"The director is the only person who knows what the film is about." – Satyajit Ray
His first film took two-and-a-half years to complete due to financial constraints. Initially none of the producers were ready to invest in a first-time director with an unconventional plot. He worked with inexperienced crew members working on an unpaid basis. Ray put a lot into this film, including his wife’s jewelry. Released in 1955, Pather Panchali was a huge success and introduced neo-realism in India. With two sequels to the movie, Aparajito (1956) and Apur Sansar (1959), the series were named The Apu Trilogy.
His first film led Ray to be honored by Bharat Ratna, win an Academy Award for Lifetime Achievement and many International Awards, along with an unusual accolade by the British Film Institute as one of the three greatest directors in world cinema. The Apu Trilogy is not the best and most influential but is definitely among the greatest films made anywhere, tracing the life of Apu from childhood to parenthood, showing every aspect of the human life. He has made numerous films thereafter but the trilogy has always been considered as one of the best works by Ray.
"I would like my films to last." – Satyajit Ray
After his death, knowing the importance of his films, every effort was made to preserve them. The original negatives of the Apu Trilogy were kept at the Hinderson’s Films Laboratories, South London for restoration and preservation. On July 20 1993, due to a huge nitrate explosion, the lab caught fire and most of the negatives and prints were entirely or mostly damaged, which also included the Apu Trilogy. Severely damaged, the negatives were deemed unusable. Nonetheless, The Academy Film Archive at the Academy of Motion Picture Arts and Science preserved every piece of film.
"There’s always some room for improvisation." – Satyajit Ray
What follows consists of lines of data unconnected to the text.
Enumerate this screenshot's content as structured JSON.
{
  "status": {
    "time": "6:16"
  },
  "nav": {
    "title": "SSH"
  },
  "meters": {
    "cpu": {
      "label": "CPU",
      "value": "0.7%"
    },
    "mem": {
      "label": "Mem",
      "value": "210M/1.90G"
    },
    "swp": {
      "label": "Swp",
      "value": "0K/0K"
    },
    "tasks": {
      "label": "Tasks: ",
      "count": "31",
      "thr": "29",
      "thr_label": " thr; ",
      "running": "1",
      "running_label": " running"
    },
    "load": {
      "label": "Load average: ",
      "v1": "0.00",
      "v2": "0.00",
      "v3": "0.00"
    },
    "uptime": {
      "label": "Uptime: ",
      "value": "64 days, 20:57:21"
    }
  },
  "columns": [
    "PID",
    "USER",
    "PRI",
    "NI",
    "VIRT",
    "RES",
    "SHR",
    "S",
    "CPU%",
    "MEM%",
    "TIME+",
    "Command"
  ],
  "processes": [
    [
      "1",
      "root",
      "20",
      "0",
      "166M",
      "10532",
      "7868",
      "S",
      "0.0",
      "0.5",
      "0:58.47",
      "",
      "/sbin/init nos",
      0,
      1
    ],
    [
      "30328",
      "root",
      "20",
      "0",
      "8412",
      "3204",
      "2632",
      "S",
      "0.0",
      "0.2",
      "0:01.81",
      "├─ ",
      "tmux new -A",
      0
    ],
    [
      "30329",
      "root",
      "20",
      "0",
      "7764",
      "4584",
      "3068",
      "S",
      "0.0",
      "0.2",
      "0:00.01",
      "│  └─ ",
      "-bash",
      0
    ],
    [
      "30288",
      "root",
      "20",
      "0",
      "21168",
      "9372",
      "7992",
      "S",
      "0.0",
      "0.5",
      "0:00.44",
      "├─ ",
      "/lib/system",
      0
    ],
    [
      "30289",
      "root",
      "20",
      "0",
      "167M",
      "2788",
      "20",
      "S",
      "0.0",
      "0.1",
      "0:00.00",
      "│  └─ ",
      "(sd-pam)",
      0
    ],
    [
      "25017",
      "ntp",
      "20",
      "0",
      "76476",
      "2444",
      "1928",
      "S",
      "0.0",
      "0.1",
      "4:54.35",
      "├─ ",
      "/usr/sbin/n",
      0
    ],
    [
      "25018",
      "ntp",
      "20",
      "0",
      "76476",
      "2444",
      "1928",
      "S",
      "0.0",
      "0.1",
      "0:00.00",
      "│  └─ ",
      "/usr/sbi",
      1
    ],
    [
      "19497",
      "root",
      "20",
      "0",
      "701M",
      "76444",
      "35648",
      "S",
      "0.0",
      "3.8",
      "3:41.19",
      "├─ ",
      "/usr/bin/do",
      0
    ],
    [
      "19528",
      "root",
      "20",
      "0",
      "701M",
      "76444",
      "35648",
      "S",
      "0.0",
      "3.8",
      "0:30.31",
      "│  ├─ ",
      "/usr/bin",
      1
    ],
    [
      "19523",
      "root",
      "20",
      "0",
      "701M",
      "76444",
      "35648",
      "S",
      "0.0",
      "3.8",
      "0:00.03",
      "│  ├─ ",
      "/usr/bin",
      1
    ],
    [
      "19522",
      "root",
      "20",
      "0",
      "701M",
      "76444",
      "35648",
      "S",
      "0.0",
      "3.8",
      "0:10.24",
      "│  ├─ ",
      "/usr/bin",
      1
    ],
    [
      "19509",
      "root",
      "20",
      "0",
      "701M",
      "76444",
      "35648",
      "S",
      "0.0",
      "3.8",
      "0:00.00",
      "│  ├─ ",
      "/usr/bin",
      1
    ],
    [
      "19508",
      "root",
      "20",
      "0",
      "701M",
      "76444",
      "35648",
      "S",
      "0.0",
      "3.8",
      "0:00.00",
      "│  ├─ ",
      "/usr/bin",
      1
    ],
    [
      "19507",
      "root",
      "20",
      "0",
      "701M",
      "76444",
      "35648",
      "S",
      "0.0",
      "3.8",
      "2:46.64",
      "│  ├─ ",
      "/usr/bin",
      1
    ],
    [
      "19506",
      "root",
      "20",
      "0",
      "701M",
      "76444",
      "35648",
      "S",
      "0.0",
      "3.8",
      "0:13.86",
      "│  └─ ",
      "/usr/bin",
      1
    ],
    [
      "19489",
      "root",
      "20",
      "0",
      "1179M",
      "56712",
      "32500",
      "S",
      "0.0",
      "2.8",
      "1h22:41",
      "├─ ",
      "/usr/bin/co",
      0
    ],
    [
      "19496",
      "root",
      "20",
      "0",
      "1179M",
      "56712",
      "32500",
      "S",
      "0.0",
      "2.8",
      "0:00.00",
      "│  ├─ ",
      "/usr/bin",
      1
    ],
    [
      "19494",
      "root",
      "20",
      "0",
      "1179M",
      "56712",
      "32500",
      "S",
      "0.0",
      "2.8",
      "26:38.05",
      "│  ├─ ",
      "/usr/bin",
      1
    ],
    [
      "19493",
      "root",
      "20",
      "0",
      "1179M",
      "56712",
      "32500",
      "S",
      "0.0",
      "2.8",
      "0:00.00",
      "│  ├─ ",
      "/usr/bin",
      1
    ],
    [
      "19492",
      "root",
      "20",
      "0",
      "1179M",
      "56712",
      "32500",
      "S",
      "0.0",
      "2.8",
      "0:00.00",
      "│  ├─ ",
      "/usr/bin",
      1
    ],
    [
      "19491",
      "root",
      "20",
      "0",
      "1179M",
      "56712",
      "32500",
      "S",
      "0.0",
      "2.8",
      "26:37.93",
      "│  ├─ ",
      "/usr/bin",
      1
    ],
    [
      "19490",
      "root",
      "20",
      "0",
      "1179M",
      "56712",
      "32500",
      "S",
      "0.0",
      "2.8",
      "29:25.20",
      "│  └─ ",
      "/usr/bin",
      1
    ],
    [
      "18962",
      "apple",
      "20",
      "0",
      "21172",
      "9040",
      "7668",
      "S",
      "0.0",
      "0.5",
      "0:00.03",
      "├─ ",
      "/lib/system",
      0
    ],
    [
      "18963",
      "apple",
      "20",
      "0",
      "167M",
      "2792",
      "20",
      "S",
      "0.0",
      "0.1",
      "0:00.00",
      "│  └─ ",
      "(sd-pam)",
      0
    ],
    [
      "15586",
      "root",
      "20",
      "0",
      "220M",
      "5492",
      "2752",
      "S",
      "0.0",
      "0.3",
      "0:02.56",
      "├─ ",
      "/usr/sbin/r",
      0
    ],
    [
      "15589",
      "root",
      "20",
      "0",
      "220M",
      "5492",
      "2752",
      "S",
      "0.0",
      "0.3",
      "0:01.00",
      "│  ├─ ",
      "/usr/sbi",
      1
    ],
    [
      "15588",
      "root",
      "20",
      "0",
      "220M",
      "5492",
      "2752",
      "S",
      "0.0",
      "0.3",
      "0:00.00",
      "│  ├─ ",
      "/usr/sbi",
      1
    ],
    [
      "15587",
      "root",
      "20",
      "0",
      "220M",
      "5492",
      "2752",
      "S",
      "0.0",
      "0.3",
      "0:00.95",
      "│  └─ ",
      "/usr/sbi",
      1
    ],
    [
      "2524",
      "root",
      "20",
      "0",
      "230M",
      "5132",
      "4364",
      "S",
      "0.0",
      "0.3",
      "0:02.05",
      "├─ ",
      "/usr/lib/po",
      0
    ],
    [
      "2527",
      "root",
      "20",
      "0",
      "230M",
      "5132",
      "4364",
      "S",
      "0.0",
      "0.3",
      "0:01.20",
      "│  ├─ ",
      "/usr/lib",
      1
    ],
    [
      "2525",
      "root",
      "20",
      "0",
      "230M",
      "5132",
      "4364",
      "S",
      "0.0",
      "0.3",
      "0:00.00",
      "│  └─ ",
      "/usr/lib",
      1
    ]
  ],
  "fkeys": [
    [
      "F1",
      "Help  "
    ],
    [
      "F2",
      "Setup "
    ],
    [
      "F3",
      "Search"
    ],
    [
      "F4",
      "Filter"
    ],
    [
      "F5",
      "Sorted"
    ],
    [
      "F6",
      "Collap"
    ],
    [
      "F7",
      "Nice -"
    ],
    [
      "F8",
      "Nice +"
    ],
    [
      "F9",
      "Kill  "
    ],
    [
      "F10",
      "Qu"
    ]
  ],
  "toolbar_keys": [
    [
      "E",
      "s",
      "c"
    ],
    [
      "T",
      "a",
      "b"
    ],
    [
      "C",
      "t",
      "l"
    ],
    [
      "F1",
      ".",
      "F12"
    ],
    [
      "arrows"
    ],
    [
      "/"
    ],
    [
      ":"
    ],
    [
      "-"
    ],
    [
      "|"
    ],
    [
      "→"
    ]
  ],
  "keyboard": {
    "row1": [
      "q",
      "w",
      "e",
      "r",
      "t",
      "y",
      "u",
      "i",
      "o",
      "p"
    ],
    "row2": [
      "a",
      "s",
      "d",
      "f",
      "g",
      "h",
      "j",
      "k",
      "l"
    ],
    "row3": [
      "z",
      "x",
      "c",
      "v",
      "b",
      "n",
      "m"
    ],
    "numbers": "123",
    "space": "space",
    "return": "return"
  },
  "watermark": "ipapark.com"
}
20 years later, the long forgotten negatives were checked by the L’immagine Ritrovata, Italy. Almost half of the films were found to be retrievable and in remarkable quality. The films were rehydrated and manually repaired by technicians. They spent thousands of hours reconstructing sprocket holes, splices and removing glue, tape and wax. It was scanned in 4K resolution and restored digitally. The Apu Trilogy is put back together frame by frame at the Criterion’s Restoration Lab. It has been considered by far the biggest work done by them.
The films were re-released in May 2015 in New York. It is considered an act of faith for the university to preserve the damaged tape and for the technology to develop 20 years later for the films to be retrieved. It was meant to be.
On your birthday, we pledge and hope, to make your wish stay true, Sir. Your films will remain, forever.